Our Bodies, Our Lives

The musical “Evita” depicts the true story of Eva Perón, who rose from an illegitimate birth to become the passionate “spiritual leader of Argentina.”

During her lifetime, she promoted labor rights, championed women’s right to vote in Argentina, established a foundation to help the poor and won the hearts of a nation.

As Eva was riding this wave of political momentum, she was diagnosed with advanced cervical cancer and died at the young age of 33.

Can you imagine how much more she could have accomplished if Pap smears were available? Unfortunately, the tests were just being introduced in the United States at the time of her death in the early ’50s.

Cervical cancer once was the No. 1 cancer in women. After the introduction of Pap smears, cervical cancer rates in women in the United States fell to No. 14.

Even today, screening is not available in many developing countries, and in those countries, cervical cancer remains the leading cause of cancer death in women. Continue reading

Lawn mower-related injuries can be prevented

Drs. Sally Robinson & Keith Bly

Drs. Sally Robinson & Keith Bly

Keeping Kids Healthy

According to the American Academy of Pediatrics, in 2010, 17,000 youths 19 and younger were treated for lawn mower-related injuries.

Many of these injuries occur in older children and teens. Boys with the average age of 11 make up 75 percent of the children injured. However, small children also are at risk of injury.

Lawn mowers have the potential to cause serious injuries. The blades are sharp enough to slice and even amputate limbs, and objects that get caught in the blades fly out with great force.

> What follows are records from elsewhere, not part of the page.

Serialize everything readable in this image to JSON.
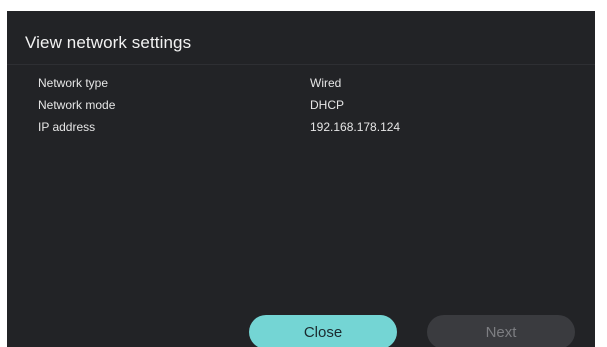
{
  "dialog": {
    "title": "View network settings"
  },
  "settings": [
    {
      "label": "Network type",
      "value": "Wired"
    },
    {
      "label": "Network mode",
      "value": "DHCP"
    },
    {
      "label": "IP address",
      "value": "192.168.178.124"
    }
  ],
  "buttons": {
    "close_label": "Close",
    "next_label": "Next"
  },
  "colors": {
    "background": "#222326",
    "accent": "#74d5d4",
    "disabled_button": "#3a3b3f",
    "text": "#e6e6e6"
  }
}
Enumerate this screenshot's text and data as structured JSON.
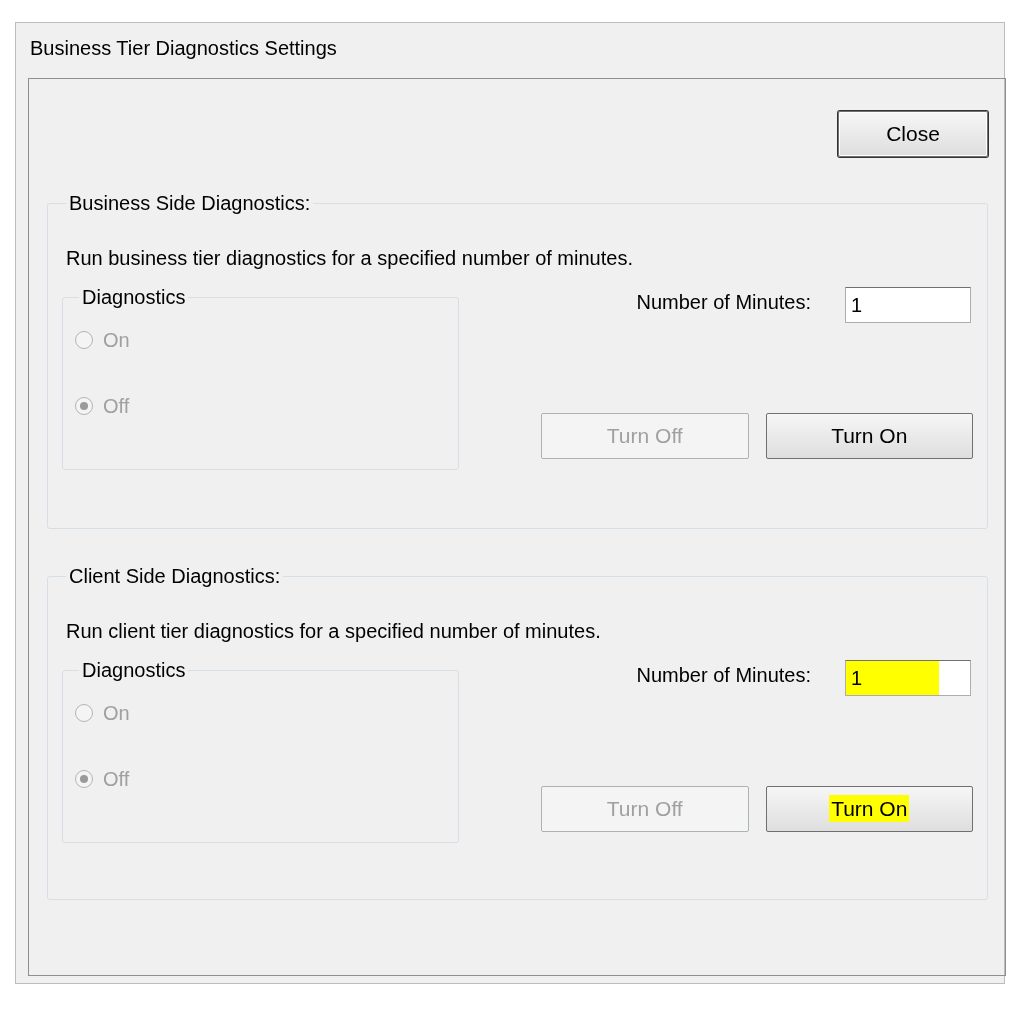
{
  "window": {
    "title": "Business Tier Diagnostics Settings"
  },
  "close_button": {
    "label": "Close"
  },
  "sections": [
    {
      "title": "Business Side Diagnostics:",
      "description": "Run business tier diagnostics for a specified number of minutes.",
      "group": {
        "title": "Diagnostics",
        "options": [
          {
            "label": "On",
            "selected": false,
            "disabled": true
          },
          {
            "label": "Off",
            "selected": true,
            "disabled": true
          }
        ]
      },
      "minutes": {
        "label": "Number of Minutes:",
        "value": "1",
        "highlighted": false
      },
      "buttons": [
        {
          "label": "Turn Off",
          "disabled": true,
          "highlighted": false
        },
        {
          "label": "Turn On",
          "disabled": false,
          "highlighted": false
        }
      ]
    },
    {
      "title": "Client Side Diagnostics:",
      "description": "Run client tier diagnostics for a specified number of minutes.",
      "group": {
        "title": "Diagnostics",
        "options": [
          {
            "label": "On",
            "selected": false,
            "disabled": true
          },
          {
            "label": "Off",
            "selected": true,
            "disabled": true
          }
        ]
      },
      "minutes": {
        "label": "Number of Minutes:",
        "value": "1",
        "highlighted": true
      },
      "buttons": [
        {
          "label": "Turn Off",
          "disabled": true,
          "highlighted": false
        },
        {
          "label": "Turn On",
          "disabled": false,
          "highlighted": true
        }
      ]
    }
  ]
}
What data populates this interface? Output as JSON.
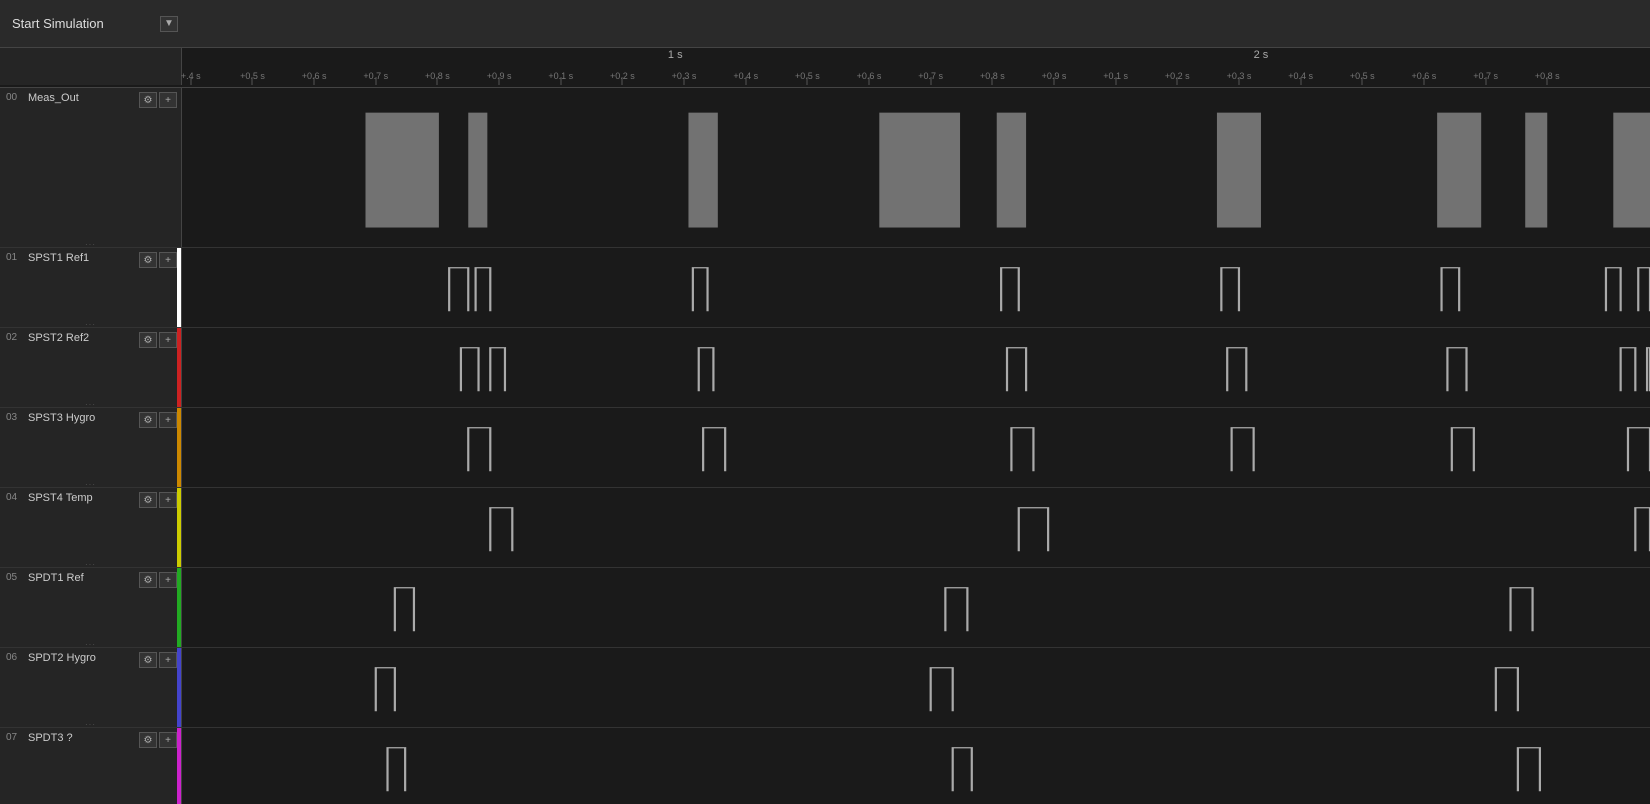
{
  "header": {
    "start_simulation_label": "Start Simulation",
    "arrow_label": "▼"
  },
  "ruler": {
    "major_labels": [
      {
        "label": "1 s",
        "pos_pct": 33.6
      },
      {
        "label": "2 s",
        "pos_pct": 73.5
      }
    ],
    "minor_labels": [
      {
        "label": "+.4 s",
        "pos_pct": 0.6
      },
      {
        "label": "+0.5 s",
        "pos_pct": 4.8
      },
      {
        "label": "+0.6 s",
        "pos_pct": 9.0
      },
      {
        "label": "+0.7 s",
        "pos_pct": 13.2
      },
      {
        "label": "+0.8 s",
        "pos_pct": 17.4
      },
      {
        "label": "+0.9 s",
        "pos_pct": 21.6
      },
      {
        "label": "+0.1 s",
        "pos_pct": 25.8
      },
      {
        "label": "+0.2 s",
        "pos_pct": 30.0
      },
      {
        "label": "+0.3 s",
        "pos_pct": 34.2
      },
      {
        "label": "+0.4 s",
        "pos_pct": 38.4
      },
      {
        "label": "+0.5 s",
        "pos_pct": 42.6
      },
      {
        "label": "+0.6 s",
        "pos_pct": 46.8
      },
      {
        "label": "+0.7 s",
        "pos_pct": 51.0
      },
      {
        "label": "+0.8 s",
        "pos_pct": 55.2
      },
      {
        "label": "+0.9 s",
        "pos_pct": 59.4
      },
      {
        "label": "+0.1 s",
        "pos_pct": 63.6
      },
      {
        "label": "+0.2 s",
        "pos_pct": 67.8
      },
      {
        "label": "+0.3 s",
        "pos_pct": 72.0
      },
      {
        "label": "+0.4 s",
        "pos_pct": 76.2
      },
      {
        "label": "+0.5 s",
        "pos_pct": 80.4
      },
      {
        "label": "+0.6 s",
        "pos_pct": 84.6
      },
      {
        "label": "+0.7 s",
        "pos_pct": 88.8
      },
      {
        "label": "+0.8 s",
        "pos_pct": 93.0
      }
    ]
  },
  "channels": [
    {
      "id": "00",
      "name": "Meas_Out",
      "color": "transparent",
      "row_class": "row-0",
      "waveform_type": "analog_gray",
      "pulses": [
        {
          "start": 12.5,
          "end": 17.5,
          "height": 0.85
        },
        {
          "start": 19.5,
          "end": 20.8,
          "height": 0.85
        },
        {
          "start": 34.5,
          "end": 36.5,
          "height": 0.85
        },
        {
          "start": 47.5,
          "end": 53.0,
          "height": 0.85
        },
        {
          "start": 55.5,
          "end": 57.5,
          "height": 0.85
        },
        {
          "start": 70.5,
          "end": 73.5,
          "height": 0.85
        },
        {
          "start": 85.5,
          "end": 88.5,
          "height": 0.85
        },
        {
          "start": 91.5,
          "end": 93.0,
          "height": 0.85
        },
        {
          "start": 97.5,
          "end": 100.0,
          "height": 0.85
        }
      ]
    },
    {
      "id": "01",
      "name": "SPST1 Ref1",
      "color": "#ffffff",
      "row_class": "row-1",
      "waveform_type": "digital",
      "pulses": [
        {
          "start": 18.2,
          "end": 19.5
        },
        {
          "start": 20.0,
          "end": 21.0
        },
        {
          "start": 34.8,
          "end": 35.8
        },
        {
          "start": 55.8,
          "end": 57.0
        },
        {
          "start": 70.8,
          "end": 72.0
        },
        {
          "start": 85.8,
          "end": 87.0
        },
        {
          "start": 97.0,
          "end": 98.0
        },
        {
          "start": 99.2,
          "end": 100.0
        }
      ]
    },
    {
      "id": "02",
      "name": "SPST2 Ref2",
      "color": "#cc2222",
      "row_class": "row-2",
      "waveform_type": "digital",
      "pulses": [
        {
          "start": 19.0,
          "end": 20.2
        },
        {
          "start": 21.0,
          "end": 22.0
        },
        {
          "start": 35.2,
          "end": 36.2
        },
        {
          "start": 56.2,
          "end": 57.5
        },
        {
          "start": 71.2,
          "end": 72.5
        },
        {
          "start": 86.2,
          "end": 87.5
        },
        {
          "start": 98.0,
          "end": 99.0
        },
        {
          "start": 99.8,
          "end": 100.0
        }
      ]
    },
    {
      "id": "03",
      "name": "SPST3 Hygro",
      "color": "#cc8800",
      "row_class": "row-3",
      "waveform_type": "digital",
      "pulses": [
        {
          "start": 19.5,
          "end": 21.0
        },
        {
          "start": 35.5,
          "end": 37.0
        },
        {
          "start": 56.5,
          "end": 58.0
        },
        {
          "start": 71.5,
          "end": 73.0
        },
        {
          "start": 86.5,
          "end": 88.0
        },
        {
          "start": 98.5,
          "end": 100.0
        }
      ]
    },
    {
      "id": "04",
      "name": "SPST4 Temp",
      "color": "#cccc00",
      "row_class": "row-4",
      "waveform_type": "digital",
      "pulses": [
        {
          "start": 21.0,
          "end": 22.5
        },
        {
          "start": 57.0,
          "end": 59.0
        },
        {
          "start": 99.0,
          "end": 100.0
        }
      ]
    },
    {
      "id": "05",
      "name": "SPDT1 Ref",
      "color": "#22aa22",
      "row_class": "row-5",
      "waveform_type": "digital",
      "pulses": [
        {
          "start": 14.5,
          "end": 15.8
        },
        {
          "start": 52.0,
          "end": 53.5
        },
        {
          "start": 90.5,
          "end": 92.0
        }
      ]
    },
    {
      "id": "06",
      "name": "SPDT2 Hygro",
      "color": "#4444cc",
      "row_class": "row-6",
      "waveform_type": "digital",
      "pulses": [
        {
          "start": 13.2,
          "end": 14.5
        },
        {
          "start": 51.0,
          "end": 52.5
        },
        {
          "start": 89.5,
          "end": 91.0
        }
      ]
    },
    {
      "id": "07",
      "name": "SPDT3 ?",
      "color": "#cc22cc",
      "row_class": "row-7",
      "waveform_type": "digital",
      "pulses": [
        {
          "start": 14.0,
          "end": 15.2
        },
        {
          "start": 52.5,
          "end": 53.8
        },
        {
          "start": 91.0,
          "end": 92.5
        }
      ]
    }
  ],
  "icons": {
    "gear": "⚙",
    "plus": "+",
    "resize": "···"
  }
}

Though doing yard work together may be a fun family activity, children should not be around when you are mowing.

Some tips to prevent lawn mower-related injuries include: Continue reading